Podcaster, illustrator, social media star and science fanatic Jesse Hawley takes to the high seas in the name of science exploration
Read Jesse’s full blog at bit.ly/CSIRO_blog
I’m on the CSIRO research vessel RV Investigator, and we’re voyaging from Sydney, up the coast past the Great Barrier Reef, across the Gulf of Carpentaria and on to Broome, WA.
On board is a researcher conducting a survey on science communication, two STEM teachers, and an ornithologist perched on the ‘monkey bridge’, a small lookout room high up on deck seven that cops the brunt of the ship’s movements. It’s the closest you can get to being a camera on the end of a selfie stick.
We’ve also got our regular onboard crew who analyse all the classic oceanic goodies: things like water salinity, temperature, depth and the seafloor. One research team is using Investigator’s onboard sensors and specially fitted equipment to catch airborne particulate matter (containing iron and other nutrients) all the way from Sydney to Broome. Investigator’s foremast is a snorkel, funnelling air particles down into the ship’s lungs, where they can be analysed in a lab at a later date.
This data can then be matched up with weather events that occur on land (e.g. dust storms) to determine how much the weather can stimulate ecosystem flourishes (e.g. phytoplankton blooms) in the oceans.

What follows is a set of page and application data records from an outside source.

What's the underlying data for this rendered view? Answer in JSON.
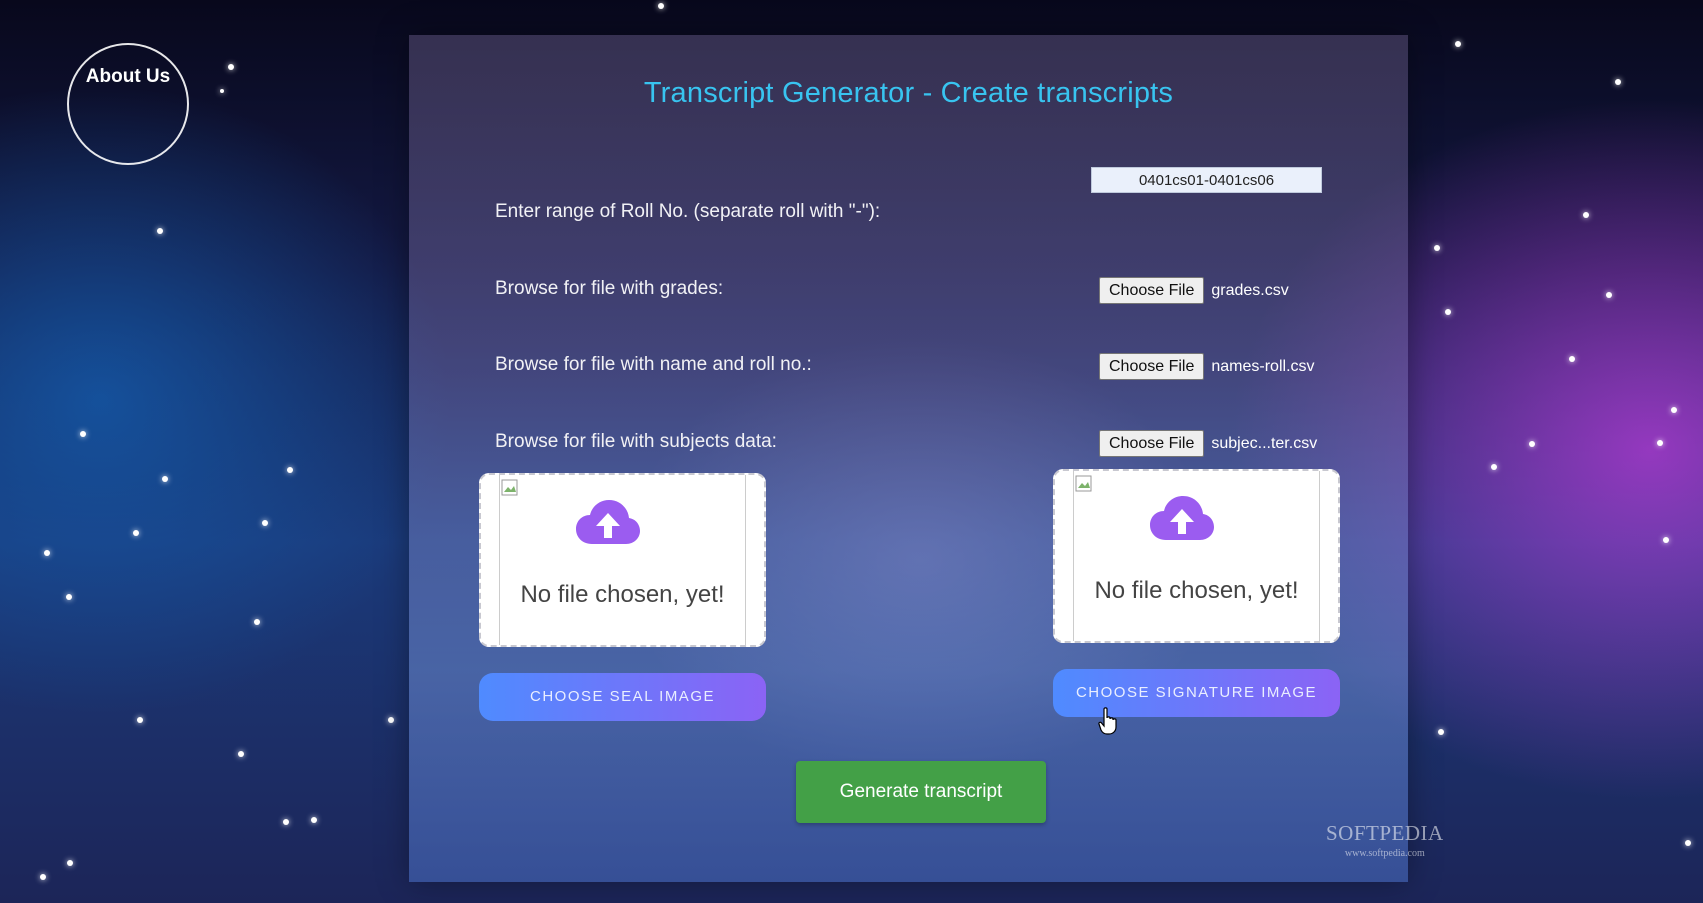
{
  "about_button": {
    "label": "About Us"
  },
  "form": {
    "title": "Transcript Generator - Create transcripts",
    "roll_range": {
      "label": "Enter range of Roll No. (separate roll with \"-\"):",
      "value": "0401cs01-0401cs06"
    },
    "grades_file": {
      "label": "Browse for file with grades:",
      "button": "Choose File",
      "file_name": "grades.csv"
    },
    "names_file": {
      "label": "Browse for file with name and roll no.:",
      "button": "Choose File",
      "file_name": "names-roll.csv"
    },
    "subjects_file": {
      "label": "Browse for file with subjects data:",
      "button": "Choose File",
      "file_name": "subjec...ter.csv"
    },
    "seal_upload": {
      "placeholder": "No file chosen, yet!",
      "button": "CHOOSE SEAL IMAGE",
      "icon": "cloud-upload-icon"
    },
    "signature_upload": {
      "placeholder": "No file chosen, yet!",
      "button": "CHOOSE SIGNATURE IMAGE",
      "icon": "cloud-upload-icon"
    },
    "generate_button": "Generate transcript"
  },
  "colors": {
    "title": "#38c4f0",
    "generate": "#43a047",
    "upload_start": "#4f8bff",
    "upload_end": "#8b63f5",
    "cloud": "#9b5cf0"
  },
  "watermark": {
    "brand": "SOFTPEDIA",
    "url": "www.softpedia.com"
  }
}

The days have just swept by. Breakfast, sun, dinner, breakfast, sun, dinner…
We’ve learnt a lot, but what truly floated my boat was the ability of the ship, its scientific instruments and the people on board. On one of its most recent voyages, Investigator went to the Eastern Abyss, a deep sea plain down thousands of metres. Thanks to the crew, like seagoing instrumentation technician Aaron Tyndall, who constructed a deep towed camera, the scientists were able to watch a live feed of that abyss.
Around 1 am we found the wreck of SS Macumba lying 40 m under the Arafura Sea off the Northern Territory. It’s been a flurry of media activity, satellite calls and interviews.
On Friday 6 August 1943, the SS Macumba was carrying supplies for the war effort in Darwin when two Japanese aircraft came in low and opened fire on the vessel. Three members of the crew were killed in the attack, and Macumba took enough damage that it began to sink. Disappearing below the waves, the vessel wasn’t to be seen for 74 years.
Circumnavigating the top half of Australia’s coastline has been a unique experience – not just for us, but for science. There’s scarce data for our tropical waters and the species that inhabit them, so we didn’t know what to expect. Each day I get up and look out and the sea’s personality is different. In fact, most things are different each day, always surprising. I’ve learnt too much to ever document or pass on entirely,
and I’ve only been on the ship for a fortnight.
“Around 1 am we found the wreck of SS Macumba lying 40 m under the Arafura Sea off the Northern Territory. It’s been a flurry of media activity, satellite calls and interviews.”
Author: Eliza Brockwell
Eliza is passionate about creating content that encourages diversity of representation in STEM.